• Marriage: http://www.marriagerecs.com
Water on Mars [album trailer]
Sonically and stylistically, Philadelphia’s Purling Hiss can be best be described as Dinosaur Jr.’s grumpy older brother: laid-back, but not afraid to punch you in the face if you try anything stupid. Their new record, Water on Mars, comes out March 19 on Drag City, and in anticipation, the band has unveiled a new album trailer, slamming together cuts from the album in a dizzying kind of promotional mash-up set to washed-out TV visuals. The samples of each song are short — 10 seconds or less — but put together, they encapsulate the sound of Water on Mars’ garage rock deep-fried in trippy goodness. Drag City warns viewers that this clip will “open a gateway of sorts from your cerebral noggin to an atmosphere removed of oxygen and air as we know it.” You’ve been warned.
LiL ≏ JaBBA
“CooL BReeZE. (SNiP)”
It’s 134mph down Interstate 5, flinging shopping bags out the window filled with feathers, and mayhem on the roadway returns in furious fashion. The skyline is greenish, a blue plume of smoke rises out flared nostrils, and grand theft auto becomes a purple Skyline. Being chased, or maybe not, but the backseat can’t complain: cooler full of money and jewelry, hostage/babe feeling the rush, and fine, dried, and massaged oiled leather interior. “Fuck it. Fuck it, nah. Fuck it. Here,” and the babe in the backseat takes the phone.

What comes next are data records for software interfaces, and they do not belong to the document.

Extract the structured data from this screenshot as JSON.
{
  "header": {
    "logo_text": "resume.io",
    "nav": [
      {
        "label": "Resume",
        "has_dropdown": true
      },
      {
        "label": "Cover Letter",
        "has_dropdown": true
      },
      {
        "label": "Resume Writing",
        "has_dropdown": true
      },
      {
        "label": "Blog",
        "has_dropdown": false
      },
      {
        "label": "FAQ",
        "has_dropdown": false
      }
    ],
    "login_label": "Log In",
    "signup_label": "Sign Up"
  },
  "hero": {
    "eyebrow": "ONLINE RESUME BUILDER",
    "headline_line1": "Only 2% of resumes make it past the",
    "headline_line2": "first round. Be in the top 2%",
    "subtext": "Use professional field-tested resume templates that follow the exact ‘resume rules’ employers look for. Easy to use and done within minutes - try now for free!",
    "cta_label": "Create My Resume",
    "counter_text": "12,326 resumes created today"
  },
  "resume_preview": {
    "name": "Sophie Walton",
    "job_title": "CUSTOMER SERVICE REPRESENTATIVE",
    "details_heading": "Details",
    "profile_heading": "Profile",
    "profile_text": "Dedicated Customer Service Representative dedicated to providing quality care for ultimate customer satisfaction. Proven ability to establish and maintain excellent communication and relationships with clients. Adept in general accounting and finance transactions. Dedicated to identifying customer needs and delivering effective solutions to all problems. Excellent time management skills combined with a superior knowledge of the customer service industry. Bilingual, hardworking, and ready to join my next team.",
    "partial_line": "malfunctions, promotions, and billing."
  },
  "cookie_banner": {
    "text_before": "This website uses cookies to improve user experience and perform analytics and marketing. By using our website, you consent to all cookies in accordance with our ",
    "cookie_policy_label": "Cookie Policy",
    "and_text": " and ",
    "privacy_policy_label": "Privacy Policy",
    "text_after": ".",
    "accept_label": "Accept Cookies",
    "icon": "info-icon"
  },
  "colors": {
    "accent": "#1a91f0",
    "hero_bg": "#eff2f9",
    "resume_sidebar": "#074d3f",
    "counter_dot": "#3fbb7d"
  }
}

Mmm, that “CooL BReeZE. (SNiP)” to: her yelling ‘bout the silhouette of all the buildings against the mixture of color, and wait — she can’t describe the color. Malicious laughter swells the Skyline as the windows are rolled up, and exhaled blue swirls smother the interior. This can be a life, yeah, “We can roll like this forever, darling.” Eye contact is made through the review mirror. Her yells become squelched momentarily, and-and she starts choking on smoke. Feet continuously fluctuating between break and accelerate, the highway is flooded, she passed out and is drooling on the cooler, and your 3D-glazed eyes won’t never pull over. Forever, working them feet. TeK LiFE criming.
Rhythm & Blues No. 2 [EP]
St. Louis’ Ou Où has been known to dabble in its share of dribbly rhythm, and their music has always kind of hung around a “blue” sort of tone. So it’s curious that there’s little of either of those attributes to be found on these “Rhythm & Blues” ambient releases they’ve been pushing through their Bandcamp page. This is the second of the series (the first coming out this past April, currently offered as a name-your-price download) and is yet another beat-less and warmly optimistic swathe of streaky synths. Bright and beaming rays of sound, the perfect thing on a cold January day when the freezing air nips at the brittle crust of your skin while a high and blinding sun can seem to heat your body from the inside out. You can almost see your breath in this music, wafting out alongside these gentle pulses of volume.
P.S. If you’re trying to figure out how to pronounce the band’s name properly, this video may or may not be helpful.
• Ou Où: http://ouou.bandcamp.com